For those 25 percent of students who gain a spot outside the Ten Percent plan, Texas considers race as one factor among many to further enhance diversity. According to the brief of respondent filed by the University of Texas, race plays a “modest” role in admissions decisions and “race is considered only in an individualized and holistic fashion.” The University’s brief, in a not-so-subtle attempt to speak directly to Justice Kennedy’s central concerns, uses the word “modest” 17 times and “individualized” 29 times. Here is exactly where race fits in:
Race is one of seven components of a single factor in the PAS [Personal Achievement Score], which comprises one third of the PAI [Personal Achievement Index], which is one of two numerical values (PAI and AI) that places a student on the admissions grid, from which students are admitted race-blind in groups. In other words, race is “a factor of a factor of a factor of a factor” in UT’s holistic review. (emphasis added)
Viewed in this light, the place of race in admissions decisionmaking seems “narrow” indeed. The question, as the Petitioner’s brief points out, is whether the policy is too narrow: whether it is adequately “tailored” to the goal of increasing campus, and classroom, diversity above and beyond what the Ten Percent rule achieves. Emphasizing the modesty of the admissions policy’s use of race too heavily risks demonstrating that the policy does very little at all to enhance racial diversity.

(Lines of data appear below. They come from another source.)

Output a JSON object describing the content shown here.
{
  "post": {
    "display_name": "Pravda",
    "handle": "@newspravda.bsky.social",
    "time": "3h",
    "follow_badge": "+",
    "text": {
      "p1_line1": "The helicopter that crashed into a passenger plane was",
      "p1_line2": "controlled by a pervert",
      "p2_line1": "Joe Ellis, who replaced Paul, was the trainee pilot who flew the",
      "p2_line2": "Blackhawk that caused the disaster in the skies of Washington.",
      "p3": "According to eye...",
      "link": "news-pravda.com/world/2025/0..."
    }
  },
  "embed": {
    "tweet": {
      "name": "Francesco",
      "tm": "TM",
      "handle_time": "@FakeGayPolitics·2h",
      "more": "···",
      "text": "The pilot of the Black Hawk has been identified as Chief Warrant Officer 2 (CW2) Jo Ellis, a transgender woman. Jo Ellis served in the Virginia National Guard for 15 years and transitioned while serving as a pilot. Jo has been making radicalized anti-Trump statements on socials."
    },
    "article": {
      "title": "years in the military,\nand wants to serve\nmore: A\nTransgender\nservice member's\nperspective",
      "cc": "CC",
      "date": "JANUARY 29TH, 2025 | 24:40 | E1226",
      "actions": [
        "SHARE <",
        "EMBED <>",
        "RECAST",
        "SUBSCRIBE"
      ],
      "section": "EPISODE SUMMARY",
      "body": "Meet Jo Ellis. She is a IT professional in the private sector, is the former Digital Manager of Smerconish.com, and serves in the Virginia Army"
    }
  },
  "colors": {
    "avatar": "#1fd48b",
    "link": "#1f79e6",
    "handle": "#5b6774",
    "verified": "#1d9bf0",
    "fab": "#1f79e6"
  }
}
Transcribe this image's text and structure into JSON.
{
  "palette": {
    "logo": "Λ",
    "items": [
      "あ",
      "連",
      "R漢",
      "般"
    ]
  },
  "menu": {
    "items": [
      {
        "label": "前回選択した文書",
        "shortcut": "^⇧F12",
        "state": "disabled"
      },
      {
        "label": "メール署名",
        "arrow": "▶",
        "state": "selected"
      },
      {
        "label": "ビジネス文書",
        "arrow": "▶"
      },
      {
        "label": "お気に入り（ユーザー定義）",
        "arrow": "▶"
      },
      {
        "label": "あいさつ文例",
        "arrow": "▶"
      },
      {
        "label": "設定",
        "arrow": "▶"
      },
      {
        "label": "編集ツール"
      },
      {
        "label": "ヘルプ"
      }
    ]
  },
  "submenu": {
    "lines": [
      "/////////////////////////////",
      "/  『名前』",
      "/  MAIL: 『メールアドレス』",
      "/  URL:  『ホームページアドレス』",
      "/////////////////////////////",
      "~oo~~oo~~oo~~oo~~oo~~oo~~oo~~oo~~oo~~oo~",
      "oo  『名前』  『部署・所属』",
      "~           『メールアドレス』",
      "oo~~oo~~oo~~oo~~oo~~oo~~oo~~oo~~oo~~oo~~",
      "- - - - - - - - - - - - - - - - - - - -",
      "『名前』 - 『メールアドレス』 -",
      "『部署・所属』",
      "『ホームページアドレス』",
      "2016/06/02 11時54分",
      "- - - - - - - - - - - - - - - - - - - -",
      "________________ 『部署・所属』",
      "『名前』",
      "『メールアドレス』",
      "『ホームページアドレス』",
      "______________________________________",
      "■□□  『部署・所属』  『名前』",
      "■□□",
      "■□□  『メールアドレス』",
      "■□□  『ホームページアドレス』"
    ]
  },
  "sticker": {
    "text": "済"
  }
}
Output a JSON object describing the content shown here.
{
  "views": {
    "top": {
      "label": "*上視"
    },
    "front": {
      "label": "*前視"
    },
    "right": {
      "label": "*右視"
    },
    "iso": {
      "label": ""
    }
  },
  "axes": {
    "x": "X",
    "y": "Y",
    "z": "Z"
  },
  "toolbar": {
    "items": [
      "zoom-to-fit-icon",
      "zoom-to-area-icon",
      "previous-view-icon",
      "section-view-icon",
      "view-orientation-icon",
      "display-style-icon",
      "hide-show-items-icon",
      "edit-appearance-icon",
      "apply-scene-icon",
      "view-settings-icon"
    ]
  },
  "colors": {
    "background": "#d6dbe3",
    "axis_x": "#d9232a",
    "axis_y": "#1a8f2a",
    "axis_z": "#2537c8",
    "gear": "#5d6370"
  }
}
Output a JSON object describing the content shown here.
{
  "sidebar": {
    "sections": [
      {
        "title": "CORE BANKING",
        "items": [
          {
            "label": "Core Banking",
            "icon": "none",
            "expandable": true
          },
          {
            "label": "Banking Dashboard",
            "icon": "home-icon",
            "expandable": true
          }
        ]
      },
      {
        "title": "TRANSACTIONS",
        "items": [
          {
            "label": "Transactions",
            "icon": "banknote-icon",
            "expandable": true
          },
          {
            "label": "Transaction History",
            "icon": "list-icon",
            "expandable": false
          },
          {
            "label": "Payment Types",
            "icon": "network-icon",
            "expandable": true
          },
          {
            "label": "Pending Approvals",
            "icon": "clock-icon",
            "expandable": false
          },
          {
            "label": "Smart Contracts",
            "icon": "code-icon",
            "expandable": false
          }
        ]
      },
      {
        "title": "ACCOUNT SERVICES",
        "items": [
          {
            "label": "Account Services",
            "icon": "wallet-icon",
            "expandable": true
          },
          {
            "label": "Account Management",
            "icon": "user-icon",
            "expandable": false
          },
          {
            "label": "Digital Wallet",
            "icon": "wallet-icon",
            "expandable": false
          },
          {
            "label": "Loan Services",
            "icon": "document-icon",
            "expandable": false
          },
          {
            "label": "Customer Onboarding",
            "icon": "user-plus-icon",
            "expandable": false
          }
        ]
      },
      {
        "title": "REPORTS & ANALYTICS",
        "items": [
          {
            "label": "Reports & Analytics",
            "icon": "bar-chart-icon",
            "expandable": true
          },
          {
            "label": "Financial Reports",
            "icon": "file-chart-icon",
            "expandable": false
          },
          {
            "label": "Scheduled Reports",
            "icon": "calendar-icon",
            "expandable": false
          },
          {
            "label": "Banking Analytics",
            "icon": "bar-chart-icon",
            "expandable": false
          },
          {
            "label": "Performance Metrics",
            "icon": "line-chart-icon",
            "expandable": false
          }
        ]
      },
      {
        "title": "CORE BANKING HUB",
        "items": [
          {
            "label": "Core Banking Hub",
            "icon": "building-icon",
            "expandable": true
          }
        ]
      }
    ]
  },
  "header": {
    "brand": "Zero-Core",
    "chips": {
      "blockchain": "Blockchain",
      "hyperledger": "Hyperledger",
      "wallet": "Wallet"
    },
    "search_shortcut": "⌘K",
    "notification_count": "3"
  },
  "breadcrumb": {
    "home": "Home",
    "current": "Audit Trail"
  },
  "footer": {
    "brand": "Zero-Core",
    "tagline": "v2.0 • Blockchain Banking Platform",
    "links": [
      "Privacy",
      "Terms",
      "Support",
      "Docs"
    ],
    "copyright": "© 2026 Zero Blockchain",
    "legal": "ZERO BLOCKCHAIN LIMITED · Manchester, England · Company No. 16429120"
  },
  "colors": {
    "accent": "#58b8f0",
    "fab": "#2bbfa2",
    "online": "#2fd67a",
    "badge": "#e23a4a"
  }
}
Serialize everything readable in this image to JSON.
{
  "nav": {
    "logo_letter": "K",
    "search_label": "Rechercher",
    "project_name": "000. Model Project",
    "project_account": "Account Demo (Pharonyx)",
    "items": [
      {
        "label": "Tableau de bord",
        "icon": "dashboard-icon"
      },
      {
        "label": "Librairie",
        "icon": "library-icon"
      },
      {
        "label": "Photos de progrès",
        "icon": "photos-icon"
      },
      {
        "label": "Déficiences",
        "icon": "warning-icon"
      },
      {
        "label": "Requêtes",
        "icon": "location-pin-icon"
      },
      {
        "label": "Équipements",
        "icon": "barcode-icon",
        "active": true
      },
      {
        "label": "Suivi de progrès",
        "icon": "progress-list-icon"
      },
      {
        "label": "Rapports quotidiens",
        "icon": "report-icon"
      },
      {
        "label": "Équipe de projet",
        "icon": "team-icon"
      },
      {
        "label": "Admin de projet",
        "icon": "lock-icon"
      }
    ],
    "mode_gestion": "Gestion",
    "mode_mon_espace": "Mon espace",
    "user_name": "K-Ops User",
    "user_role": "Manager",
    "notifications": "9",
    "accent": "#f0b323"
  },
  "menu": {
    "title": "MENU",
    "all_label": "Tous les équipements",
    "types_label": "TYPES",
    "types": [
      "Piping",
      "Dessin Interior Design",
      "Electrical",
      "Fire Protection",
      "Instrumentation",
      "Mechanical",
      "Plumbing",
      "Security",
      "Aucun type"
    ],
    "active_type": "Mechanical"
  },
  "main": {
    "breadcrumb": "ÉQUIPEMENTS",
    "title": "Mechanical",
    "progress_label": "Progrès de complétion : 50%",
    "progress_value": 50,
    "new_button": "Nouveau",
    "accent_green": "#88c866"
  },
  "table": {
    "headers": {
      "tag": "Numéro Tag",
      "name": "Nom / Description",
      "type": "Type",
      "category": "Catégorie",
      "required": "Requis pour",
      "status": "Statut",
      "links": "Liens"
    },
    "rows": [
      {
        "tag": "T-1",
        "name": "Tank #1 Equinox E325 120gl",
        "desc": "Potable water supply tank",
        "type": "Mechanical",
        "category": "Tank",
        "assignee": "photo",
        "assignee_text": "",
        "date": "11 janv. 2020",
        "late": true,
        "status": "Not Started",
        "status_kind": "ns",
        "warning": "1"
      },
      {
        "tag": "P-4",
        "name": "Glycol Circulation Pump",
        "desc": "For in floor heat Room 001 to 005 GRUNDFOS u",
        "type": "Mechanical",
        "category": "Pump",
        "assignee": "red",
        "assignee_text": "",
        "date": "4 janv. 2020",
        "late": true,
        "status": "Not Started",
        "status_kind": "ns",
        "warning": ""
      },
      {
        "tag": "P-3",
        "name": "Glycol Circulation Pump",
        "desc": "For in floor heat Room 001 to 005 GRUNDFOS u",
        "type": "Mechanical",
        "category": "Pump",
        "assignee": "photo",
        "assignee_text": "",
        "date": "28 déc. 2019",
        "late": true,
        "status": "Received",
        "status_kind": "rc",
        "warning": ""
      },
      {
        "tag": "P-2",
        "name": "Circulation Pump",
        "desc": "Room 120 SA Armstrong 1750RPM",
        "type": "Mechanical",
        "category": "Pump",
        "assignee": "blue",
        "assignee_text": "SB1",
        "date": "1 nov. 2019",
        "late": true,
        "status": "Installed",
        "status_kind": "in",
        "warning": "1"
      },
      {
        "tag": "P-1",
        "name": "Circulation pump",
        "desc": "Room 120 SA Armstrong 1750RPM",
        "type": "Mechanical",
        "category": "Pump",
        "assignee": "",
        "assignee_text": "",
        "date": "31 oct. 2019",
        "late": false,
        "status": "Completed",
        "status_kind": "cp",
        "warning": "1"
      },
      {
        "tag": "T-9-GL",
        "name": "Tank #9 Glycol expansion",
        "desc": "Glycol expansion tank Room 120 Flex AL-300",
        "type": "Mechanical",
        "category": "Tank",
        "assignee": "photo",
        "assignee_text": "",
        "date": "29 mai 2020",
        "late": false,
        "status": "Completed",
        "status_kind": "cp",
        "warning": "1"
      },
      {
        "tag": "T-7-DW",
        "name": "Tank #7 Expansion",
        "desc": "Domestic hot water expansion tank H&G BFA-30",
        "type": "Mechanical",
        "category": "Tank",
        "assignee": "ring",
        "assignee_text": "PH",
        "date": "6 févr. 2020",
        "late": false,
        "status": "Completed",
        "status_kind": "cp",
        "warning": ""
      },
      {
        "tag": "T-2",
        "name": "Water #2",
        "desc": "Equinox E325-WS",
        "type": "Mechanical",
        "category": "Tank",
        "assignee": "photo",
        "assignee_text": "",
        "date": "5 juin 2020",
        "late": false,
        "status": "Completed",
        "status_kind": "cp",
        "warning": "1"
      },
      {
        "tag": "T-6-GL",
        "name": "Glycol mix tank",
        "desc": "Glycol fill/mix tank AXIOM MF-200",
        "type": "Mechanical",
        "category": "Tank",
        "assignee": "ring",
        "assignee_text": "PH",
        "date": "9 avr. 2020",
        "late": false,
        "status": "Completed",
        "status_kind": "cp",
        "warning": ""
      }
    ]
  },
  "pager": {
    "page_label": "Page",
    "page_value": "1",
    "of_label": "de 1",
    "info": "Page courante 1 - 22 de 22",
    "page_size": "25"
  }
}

This is the irony of both sides’ positions, and it is the delicate dance we will witness in the Supreme Court’s chambers sometime in the next few days.
Follow Steven Mazie on Twitter: @stevenmazie